Large-scale vegetation maps derived from the combined L-band GRFM and C-band CAMP wide area radar mosaics of Central Africa

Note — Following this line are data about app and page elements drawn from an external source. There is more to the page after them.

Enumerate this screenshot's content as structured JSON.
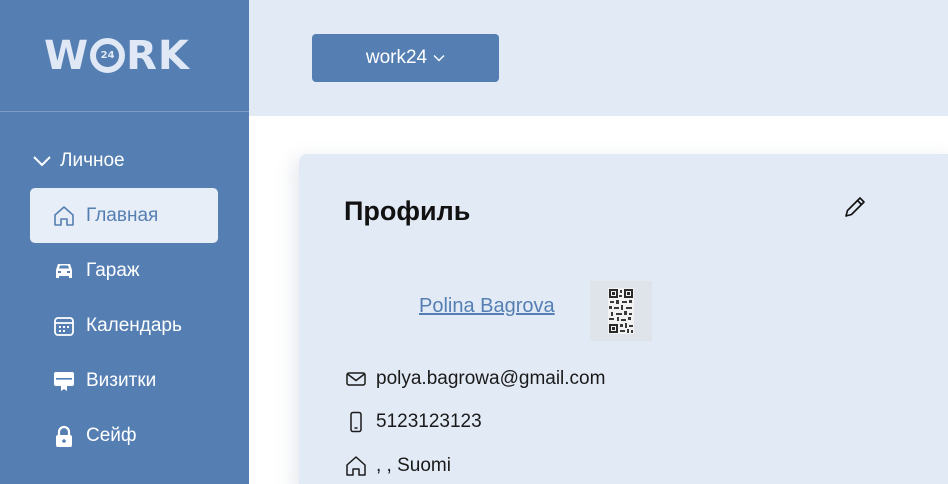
{
  "brand": {
    "logo_left": "W",
    "logo_badge": "24",
    "logo_right": "RK"
  },
  "sidebar": {
    "section_label": "Личное",
    "items": [
      {
        "label": "Главная",
        "icon": "home-icon",
        "active": true
      },
      {
        "label": "Гараж",
        "icon": "car-icon"
      },
      {
        "label": "Календарь",
        "icon": "calendar-icon"
      },
      {
        "label": "Визитки",
        "icon": "business-card-icon"
      },
      {
        "label": "Сейф",
        "icon": "lock-icon"
      }
    ]
  },
  "topbar": {
    "org_selector_label": "work24"
  },
  "profile": {
    "title": "Профиль",
    "name": "Polina Bagrova",
    "email": "polya.bagrowa@gmail.com",
    "phone": "5123123123",
    "address": ", , Suomi"
  },
  "colors": {
    "primary": "#557fb3",
    "panel": "#e2eaf6",
    "active_bg": "#e8eef7"
  }
}
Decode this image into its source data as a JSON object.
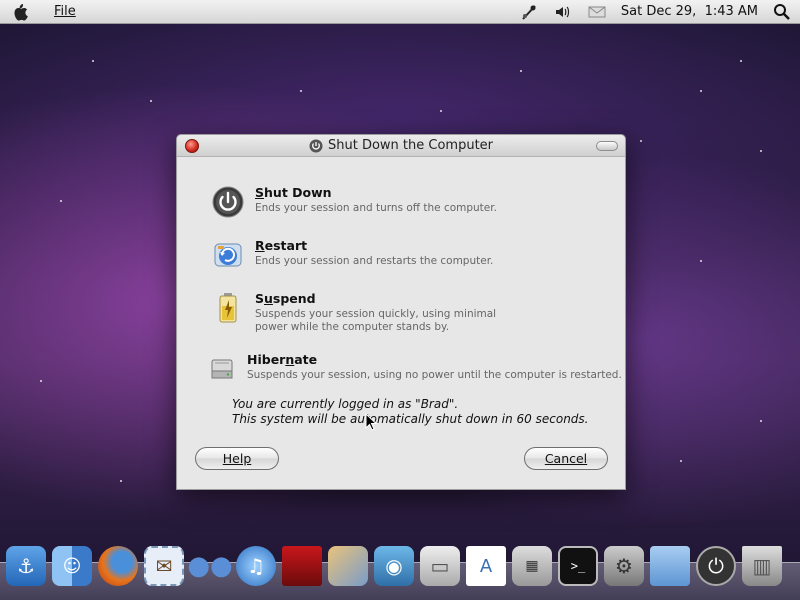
{
  "menubar": {
    "apple_icon": "apple-logo-icon",
    "file_label": "File",
    "clock": "Sat Dec 29,  1:43 AM",
    "icons": [
      "network-icon",
      "volume-icon",
      "mail-icon",
      "spotlight-search-icon"
    ]
  },
  "dialog": {
    "title": "Shut Down the Computer",
    "options": [
      {
        "key": "shutdown",
        "label": "Shut Down",
        "mnemonic": "S",
        "rest": "hut Down",
        "description": "Ends your session and turns off the computer.",
        "icon": "power-icon"
      },
      {
        "key": "restart",
        "label": "Restart",
        "mnemonic": "R",
        "rest": "estart",
        "description": "Ends your session and restarts the computer.",
        "icon": "restart-icon"
      },
      {
        "key": "suspend",
        "label": "Suspend",
        "mnemonic": "u",
        "pre": "S",
        "rest": "spend",
        "description_line1": "Suspends your session quickly, using minimal",
        "description_line2": "power while the computer stands by.",
        "icon": "battery-icon"
      },
      {
        "key": "hibernate",
        "label": "Hibernate",
        "pre": "Hiber",
        "mnemonic": "n",
        "rest": "ate",
        "description": "Suspends your session, using no power until the computer is restarted.",
        "icon": "hard-drive-icon"
      }
    ],
    "notice_line1": "You are currently logged in as \"Brad\".",
    "notice_line2": "This system will be automatically shut down in 60 seconds.",
    "help_label": "Help",
    "cancel_label": "Cancel"
  },
  "dock": {
    "items": [
      "anchor-icon",
      "finder-icon",
      "firefox-icon",
      "mail-stamp-icon",
      "people-icon",
      "itunes-icon",
      "photo-booth-icon",
      "photos-icon",
      "camera-icon",
      "scanner-icon",
      "text-edit-icon",
      "calculator-icon",
      "terminal-icon",
      "system-preferences-icon",
      "folder-icon",
      "power-icon",
      "trash-icon"
    ]
  },
  "colors": {
    "dialog_bg": "#e7e7e7",
    "close_red": "#d0261a",
    "desktop_purple": "#3c2552"
  }
}
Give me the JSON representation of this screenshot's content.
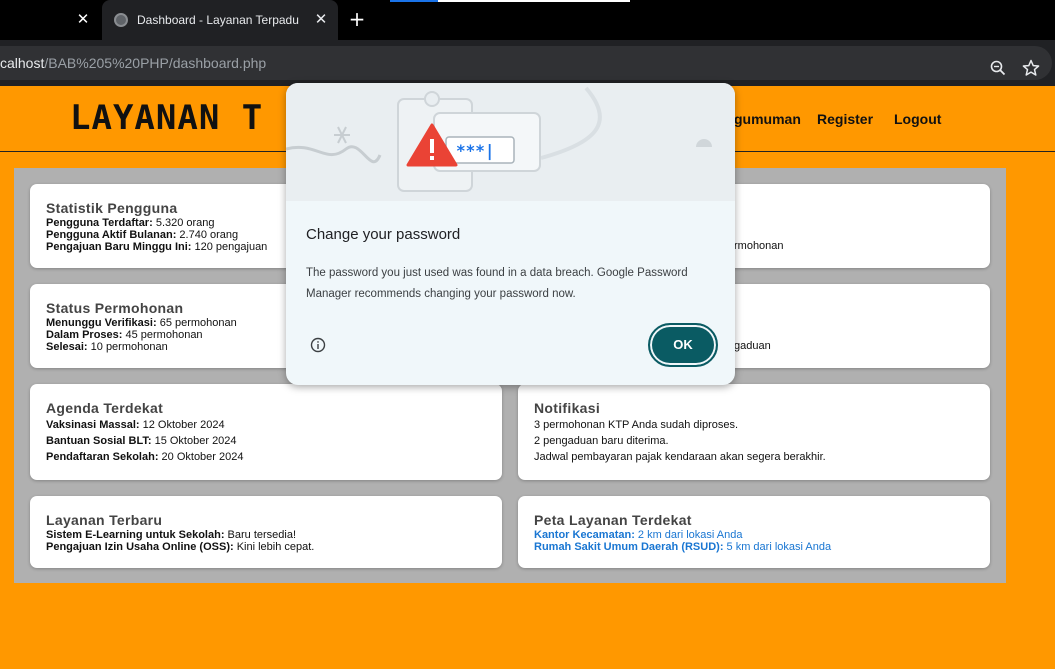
{
  "browser": {
    "active_tab_title": "Dashboard - Layanan Terpadu",
    "url_host": "calhost",
    "url_path": "/BAB%205%20PHP/dashboard.php",
    "icons": [
      "close-icon",
      "globe-icon",
      "plus-icon",
      "zoom-icon",
      "star-icon"
    ]
  },
  "header": {
    "title_visible": "LAYANAN T",
    "nav": {
      "pengumuman": "gumuman",
      "register": "Register",
      "logout": "Logout"
    }
  },
  "cards": {
    "statistik": {
      "title": "Statistik Pengguna",
      "lines": [
        {
          "label": "Pengguna Terdaftar:",
          "value": " 5.320 orang"
        },
        {
          "label": "Pengguna Aktif Bulanan:",
          "value": " 2.740 orang"
        },
        {
          "label": "Pengajuan Baru Minggu Ini:",
          "value": " 120 pengajuan"
        }
      ]
    },
    "top_right_partial": {
      "fragment": "rmohonan"
    },
    "status": {
      "title": "Status Permohonan",
      "lines": [
        {
          "label": "Menunggu Verifikasi:",
          "value": " 65 permohonan"
        },
        {
          "label": "Dalam Proses:",
          "value": " 45 permohonan"
        },
        {
          "label": "Selesai:",
          "value": " 10 permohonan"
        }
      ]
    },
    "mid_right_partial": {
      "fragment": "gaduan"
    },
    "agenda": {
      "title": "Agenda Terdekat",
      "lines": [
        {
          "label": "Vaksinasi Massal:",
          "value": " 12 Oktober 2024"
        },
        {
          "label": "Bantuan Sosial BLT:",
          "value": " 15 Oktober 2024"
        },
        {
          "label": "Pendaftaran Sekolah:",
          "value": " 20 Oktober 2024"
        }
      ]
    },
    "notifikasi": {
      "title": "Notifikasi",
      "lines": [
        "3 permohonan KTP Anda sudah diproses.",
        "2 pengaduan baru diterima.",
        "Jadwal pembayaran pajak kendaraan akan segera berakhir."
      ]
    },
    "layanan": {
      "title": "Layanan Terbaru",
      "lines": [
        {
          "label": "Sistem E-Learning untuk Sekolah:",
          "value": " Baru tersedia!"
        },
        {
          "label": "Pengajuan Izin Usaha Online (OSS):",
          "value": " Kini lebih cepat."
        }
      ]
    },
    "peta": {
      "title": "Peta Layanan Terdekat",
      "lines": [
        {
          "label": "Kantor Kecamatan:",
          "value": " 2 km dari lokasi Anda"
        },
        {
          "label": "Rumah Sakit Umum Daerah (RSUD):",
          "value": " 5 km dari lokasi Anda"
        }
      ]
    }
  },
  "dialog": {
    "title": "Change your password",
    "body": "The password you just used was found in a data breach. Google Password Manager recommends changing your password now.",
    "ok_label": "OK",
    "illustration_text": "***|"
  },
  "colors": {
    "page_bg": "#ff9800",
    "panel_bg": "#b0b0b0",
    "link": "#1976d2",
    "ok_button": "#0a5b63",
    "warning": "#ea4335"
  }
}
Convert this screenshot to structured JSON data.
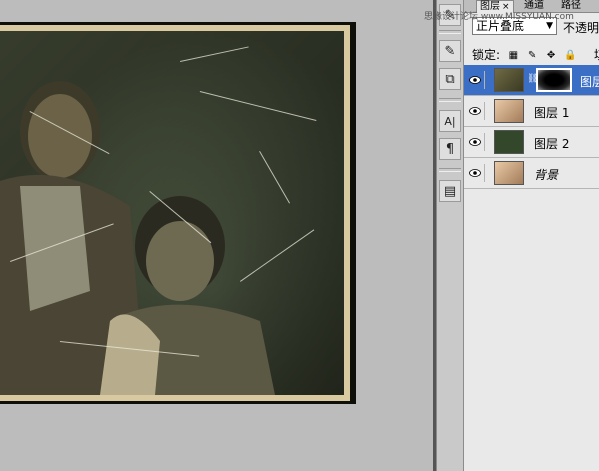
{
  "watermark": "思缘设计论坛 www.MISSYUAN.com",
  "tabs": [
    {
      "label": "图层",
      "close": "×"
    },
    {
      "label": "通道"
    },
    {
      "label": "路径"
    }
  ],
  "blend_mode": {
    "value": "正片叠底",
    "arrow": "▼"
  },
  "opacity_label": "不透明",
  "lock_label": "锁定:",
  "fill_label": "填",
  "layers": [
    {
      "name": "图层",
      "selected": true
    },
    {
      "name": "图层 1",
      "selected": false
    },
    {
      "name": "图层 2",
      "selected": false
    },
    {
      "name": "背景",
      "selected": false
    }
  ],
  "tools": [
    {
      "icon": "brush-presets-icon",
      "glyph": "✎"
    },
    {
      "icon": "clone-source-icon",
      "glyph": "⧉"
    },
    {
      "icon": "character-icon",
      "glyph": "A|"
    },
    {
      "icon": "paragraph-icon",
      "glyph": "¶"
    },
    {
      "icon": "notes-icon",
      "glyph": "▤"
    }
  ],
  "colors": {
    "selected_row": "#3b6fc5",
    "photo_border": "#d8c9a0"
  }
}
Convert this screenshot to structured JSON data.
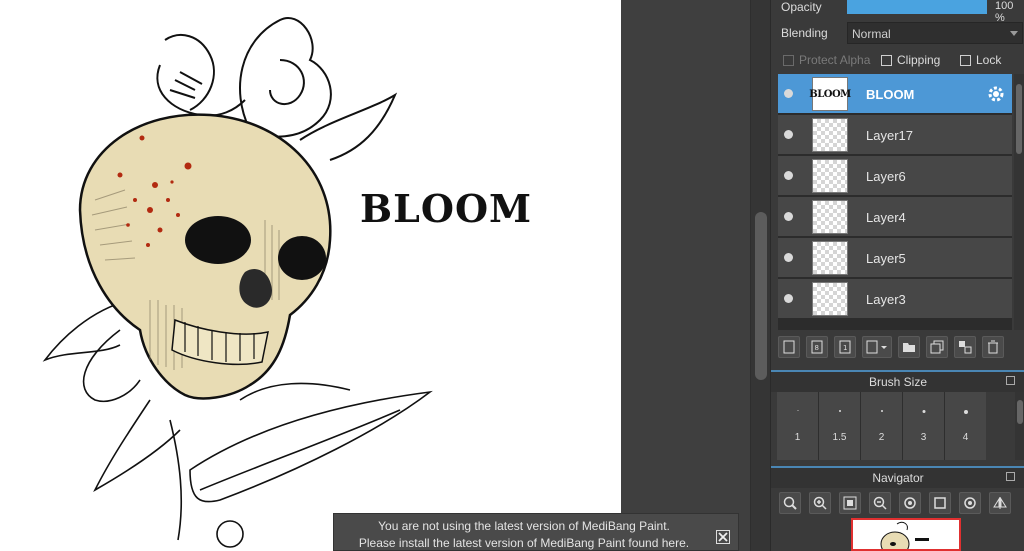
{
  "layer_props": {
    "opacity_label": "Opacity",
    "opacity_value": "100 %",
    "opacity_fraction": 1.0,
    "blending_label": "Blending",
    "blending_value": "Normal",
    "protect_alpha_label": "Protect Alpha",
    "clipping_label": "Clipping",
    "lock_label": "Lock"
  },
  "layers": [
    {
      "name": "BLOOM",
      "thumb_text": "BLOOM",
      "selected": true
    },
    {
      "name": "Layer17",
      "selected": false
    },
    {
      "name": "Layer6",
      "selected": false
    },
    {
      "name": "Layer4",
      "selected": false
    },
    {
      "name": "Layer5",
      "selected": false
    },
    {
      "name": "Layer3",
      "selected": false
    }
  ],
  "brush_size": {
    "title": "Brush Size",
    "sizes": [
      "1",
      "1.5",
      "2",
      "3",
      "4"
    ]
  },
  "navigator": {
    "title": "Navigator"
  },
  "canvas": {
    "artwork_text": "BLOOM"
  },
  "notification": {
    "line1": "You are not using the latest version of MediBang Paint.",
    "line2": "Please install the latest version of MediBang Paint found here."
  },
  "colors": {
    "accent": "#4d98d6",
    "panel_bg": "#3a3a3a",
    "skull": "#e8dcb4",
    "blood": "#b22a10"
  }
}
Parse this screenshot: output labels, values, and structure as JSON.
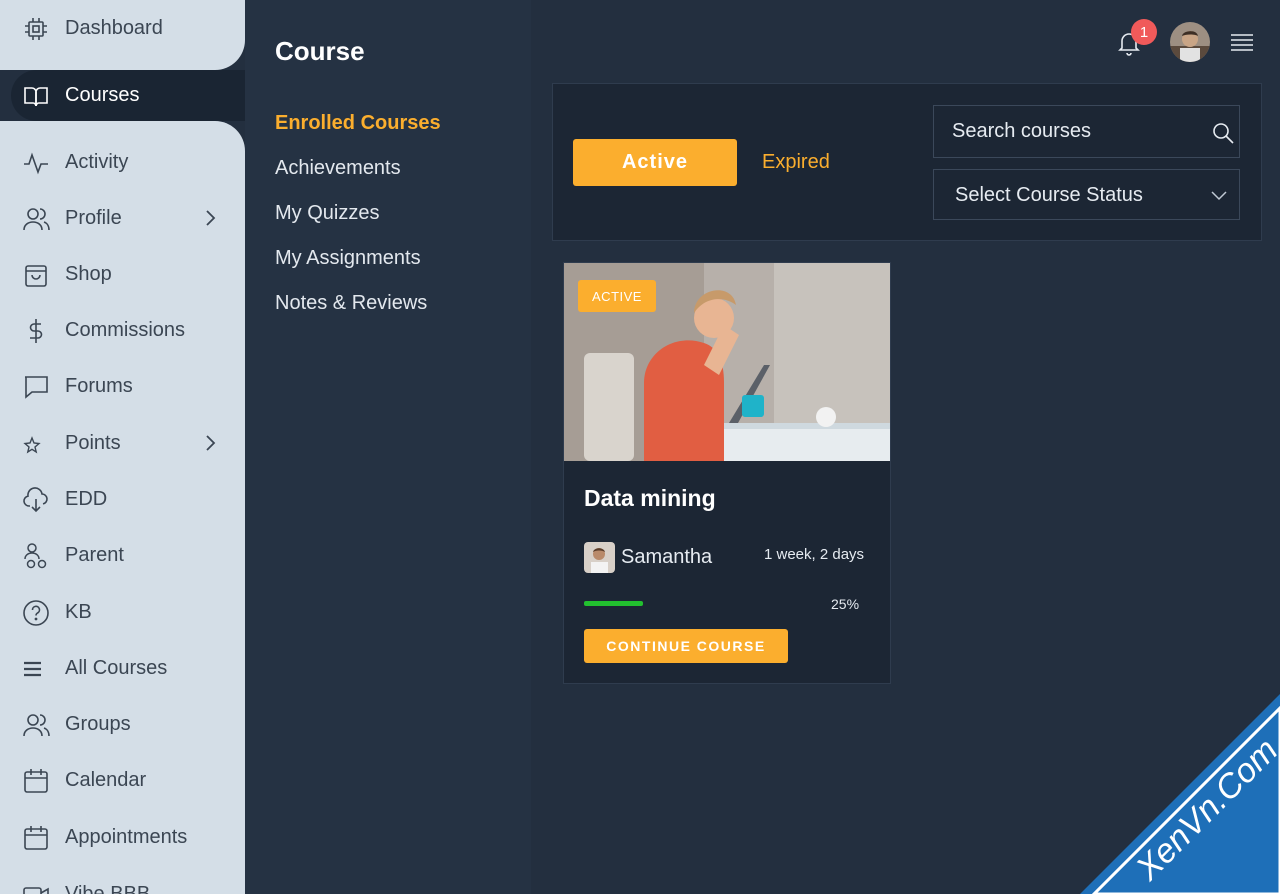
{
  "sidebar": {
    "items": [
      {
        "label": "Dashboard",
        "icon": "chip-icon"
      },
      {
        "label": "Courses",
        "icon": "book-icon",
        "active": true
      },
      {
        "label": "Activity",
        "icon": "activity-icon"
      },
      {
        "label": "Profile",
        "icon": "users-icon",
        "has_submenu": true
      },
      {
        "label": "Shop",
        "icon": "shopping-bag-icon"
      },
      {
        "label": "Commissions",
        "icon": "dollar-icon"
      },
      {
        "label": "Forums",
        "icon": "chat-icon"
      },
      {
        "label": "Points",
        "icon": "star-icon",
        "has_submenu": true
      },
      {
        "label": "EDD",
        "icon": "cloud-download-icon"
      },
      {
        "label": "Parent",
        "icon": "parent-icon"
      },
      {
        "label": "KB",
        "icon": "help-icon"
      },
      {
        "label": "All Courses",
        "icon": "list-icon"
      },
      {
        "label": "Groups",
        "icon": "users-icon"
      },
      {
        "label": "Calendar",
        "icon": "calendar-icon"
      },
      {
        "label": "Appointments",
        "icon": "calendar-icon"
      },
      {
        "label": "Vibe BBB",
        "icon": "video-icon"
      }
    ]
  },
  "subnav": {
    "title": "Course",
    "items": [
      {
        "label": "Enrolled Courses",
        "active": true
      },
      {
        "label": "Achievements"
      },
      {
        "label": "My Quizzes"
      },
      {
        "label": "My Assignments"
      },
      {
        "label": "Notes & Reviews"
      }
    ]
  },
  "topbar": {
    "notification_count": "1"
  },
  "filters": {
    "active_label": "Active",
    "expired_label": "Expired",
    "search_placeholder": "Search courses",
    "status_select": "Select Course Status"
  },
  "courses": [
    {
      "status": "ACTIVE",
      "title": "Data mining",
      "author": "Samantha",
      "duration": "1 week, 2 days",
      "progress_label": "25%",
      "progress": 0.25,
      "cta": "CONTINUE COURSE"
    }
  ],
  "watermark": "XenVn.Com",
  "colors": {
    "accent": "#fbae2e",
    "background": "#232f3f",
    "sidebar": "#d4dee7",
    "progress": "#22c02f",
    "badge": "#f05a5a"
  }
}
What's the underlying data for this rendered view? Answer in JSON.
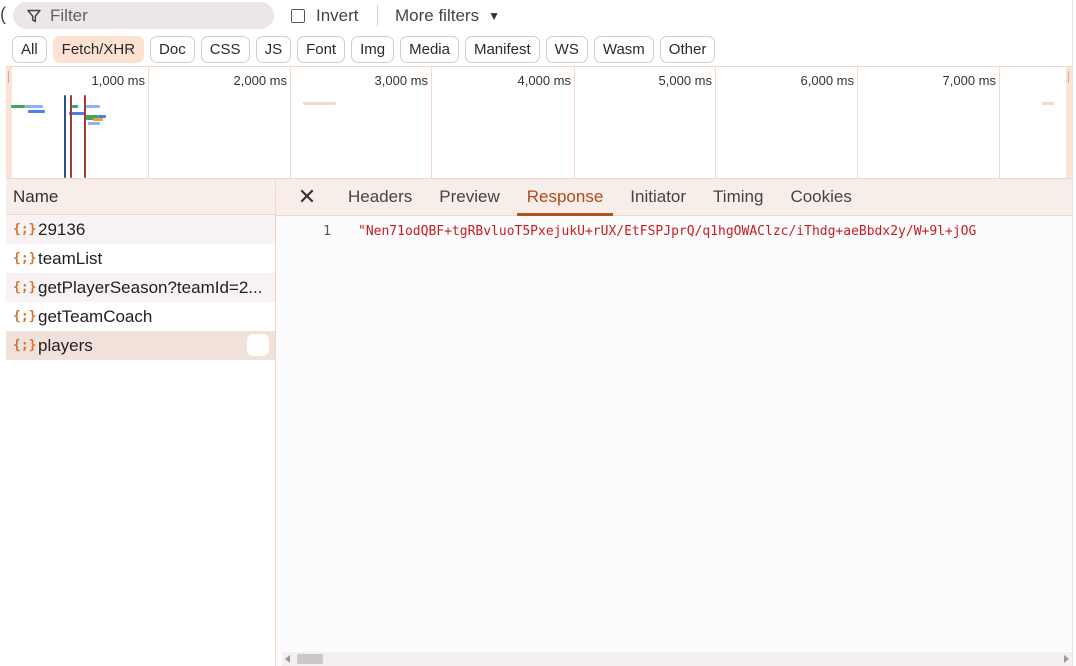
{
  "filter": {
    "placeholder": "Filter",
    "invert_label": "Invert",
    "more_filters_label": "More filters"
  },
  "chips": [
    {
      "label": "All",
      "active": false
    },
    {
      "label": "Fetch/XHR",
      "active": true
    },
    {
      "label": "Doc",
      "active": false
    },
    {
      "label": "CSS",
      "active": false
    },
    {
      "label": "JS",
      "active": false
    },
    {
      "label": "Font",
      "active": false
    },
    {
      "label": "Img",
      "active": false
    },
    {
      "label": "Media",
      "active": false
    },
    {
      "label": "Manifest",
      "active": false
    },
    {
      "label": "WS",
      "active": false
    },
    {
      "label": "Wasm",
      "active": false
    },
    {
      "label": "Other",
      "active": false
    }
  ],
  "timeline": {
    "ticks": [
      "1,000 ms",
      "2,000 ms",
      "3,000 ms",
      "4,000 ms",
      "5,000 ms",
      "6,000 ms",
      "7,000 ms"
    ],
    "colors": {
      "blue": "#4a80e8",
      "green": "#3fa757",
      "orange": "#f0a040",
      "red_line": "#a33a3a",
      "blue_line": "#2a4f9a"
    }
  },
  "requests": {
    "header": "Name",
    "items": [
      {
        "name": "29136",
        "icon": "json-braces-icon"
      },
      {
        "name": "teamList",
        "icon": "json-braces-icon"
      },
      {
        "name": "getPlayerSeason?teamId=2...",
        "icon": "json-braces-icon"
      },
      {
        "name": "getTeamCoach",
        "icon": "json-braces-icon"
      },
      {
        "name": "players",
        "icon": "json-braces-icon",
        "selected": true
      }
    ]
  },
  "detail": {
    "tabs": [
      "Headers",
      "Preview",
      "Response",
      "Initiator",
      "Timing",
      "Cookies"
    ],
    "active_tab": "Response",
    "lines": [
      {
        "num": "1",
        "text": "\"Nen71odQBF+tgRBvluoT5PxejukU+rUX/EtFSPJprQ/q1hgOWAClzc/iThdg+aeBbdx2y/W+9l+jOG"
      }
    ]
  },
  "colors": {
    "accent": "#b0541f",
    "active_chip_bg": "#fde1d3",
    "response_text": "#c81e1e"
  }
}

Abstract. A new dataset has been compiled by combining the wide area Synthetic Aperture Radar (SAR) mosaics over Central Africa generated in the context of the NASDA Global Rain Forest Mapping (GRFM) and the ESA/EC Central Africa Mosaic Projects (CAMP). The CAMP mosaic consists of more than 700 SAR scenes acquired over the Central Africa region (6° S-8° N and 5° E-26° E) by the ESA ERS satellites; the acquisitions were performed in 1994 (July, August) and in 1996 (January, February) in two different seasonal conditions. The GRFM Africa mosaic consists of some 3900 JERS-1 images acquired over the region (10° S-10° N, 14° W and 42° E) at two dates (January-March 1996 and October-November 1996). In this paper the methods used for combining the two wide area radar mosaics are at first presented. The GRFM Africa mosaic was processed using a block adjustment algorithm with the inclusion of external observations derived from high precision maps along the coastline, which assures an absolute geolocation residual mean squared error of 240 m with respect to ground control points. On the other hand, the CAMP mosaic was compiled taking into account only the internal relative geometric accuracy. Therefore the GRFM dataset was taken as the reference system and the C-band ERS layer composed by rectifying each ERS frame, after down-sampling at 100 m pixel spacing, to the reference mosaic. The rectification procedure uses a set of tie-points measured automatically between each ERS frame and the homologous subset in the JERS mosaic. Due to the different characteristics of the two sensors (microwave centre frequency, viewing geometry, polarization) and the different acquisition dates, each mosaic presents a different window over the same ecosystem. This fact suggests that a new dimension in terms of thematic information content can be added by the fusion of the two datasets. In support of this statement, the complementary characteristics of the two sensors are first discussed with respect to observations related to the vegetation cover in the Congo River floodplain. The potential of the combined dataset for vegetation mapping at the regional scale is further demonstrated by a classification pursuit of the main vegetation types in the central part of the Congo Basin. The main land-cover classes are: lowland rain forest, permanently flooded forest, periodically flooded forest, swamp grassland, and savannah. The classification map is validated using a compilation of national vegetation maps derived from other high resolution remote sensing data or by ground surveys. This first thematic result already confirms that the combined contributions from the L-band and the C-band sensors improve the information extraction capability. Indeed, the radar-derived vegetation map contains better spatial detail than any existing map, especially with respect to the extent of flooded formations.